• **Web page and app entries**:
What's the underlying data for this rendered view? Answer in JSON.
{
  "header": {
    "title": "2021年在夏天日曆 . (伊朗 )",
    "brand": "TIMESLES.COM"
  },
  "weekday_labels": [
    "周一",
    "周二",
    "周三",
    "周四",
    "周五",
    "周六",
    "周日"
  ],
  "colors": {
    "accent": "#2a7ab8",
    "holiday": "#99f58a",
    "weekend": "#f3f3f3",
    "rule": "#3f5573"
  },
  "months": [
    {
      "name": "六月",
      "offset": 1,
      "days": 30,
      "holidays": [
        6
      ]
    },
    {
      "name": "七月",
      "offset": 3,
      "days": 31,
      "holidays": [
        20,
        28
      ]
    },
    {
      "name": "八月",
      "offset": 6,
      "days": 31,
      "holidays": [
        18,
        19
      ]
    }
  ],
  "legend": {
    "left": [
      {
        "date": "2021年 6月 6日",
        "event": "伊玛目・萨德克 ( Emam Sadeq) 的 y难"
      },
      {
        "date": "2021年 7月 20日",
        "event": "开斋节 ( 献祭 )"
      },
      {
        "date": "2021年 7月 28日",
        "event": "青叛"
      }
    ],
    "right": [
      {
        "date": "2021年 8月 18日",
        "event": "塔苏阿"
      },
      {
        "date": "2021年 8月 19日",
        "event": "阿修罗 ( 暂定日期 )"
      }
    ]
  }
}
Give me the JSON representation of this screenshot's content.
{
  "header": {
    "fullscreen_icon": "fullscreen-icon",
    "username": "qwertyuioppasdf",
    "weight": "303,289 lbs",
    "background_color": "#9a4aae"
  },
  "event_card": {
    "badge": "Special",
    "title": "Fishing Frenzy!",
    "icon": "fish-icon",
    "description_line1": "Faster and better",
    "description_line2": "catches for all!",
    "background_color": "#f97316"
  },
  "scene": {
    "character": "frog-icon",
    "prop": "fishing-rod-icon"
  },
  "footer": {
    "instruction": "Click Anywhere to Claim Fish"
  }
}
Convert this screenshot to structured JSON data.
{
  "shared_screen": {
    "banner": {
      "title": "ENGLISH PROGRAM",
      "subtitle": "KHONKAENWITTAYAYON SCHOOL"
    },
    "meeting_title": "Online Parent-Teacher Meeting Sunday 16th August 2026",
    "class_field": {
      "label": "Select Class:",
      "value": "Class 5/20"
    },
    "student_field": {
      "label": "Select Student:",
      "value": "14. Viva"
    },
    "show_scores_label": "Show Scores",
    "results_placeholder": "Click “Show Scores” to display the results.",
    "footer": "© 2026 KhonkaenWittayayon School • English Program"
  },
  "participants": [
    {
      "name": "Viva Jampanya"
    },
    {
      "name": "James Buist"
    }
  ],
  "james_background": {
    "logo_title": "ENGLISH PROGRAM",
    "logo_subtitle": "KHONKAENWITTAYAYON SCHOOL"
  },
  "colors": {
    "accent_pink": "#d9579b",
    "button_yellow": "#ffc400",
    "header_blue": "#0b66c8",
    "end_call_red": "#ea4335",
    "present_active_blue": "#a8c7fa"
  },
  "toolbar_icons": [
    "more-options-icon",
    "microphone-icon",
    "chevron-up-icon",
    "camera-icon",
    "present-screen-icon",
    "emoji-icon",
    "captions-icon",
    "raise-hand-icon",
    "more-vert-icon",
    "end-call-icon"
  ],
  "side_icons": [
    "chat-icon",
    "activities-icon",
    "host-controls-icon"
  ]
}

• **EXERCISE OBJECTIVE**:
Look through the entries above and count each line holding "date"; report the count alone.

• **EXPECTED OUTPUT**:
5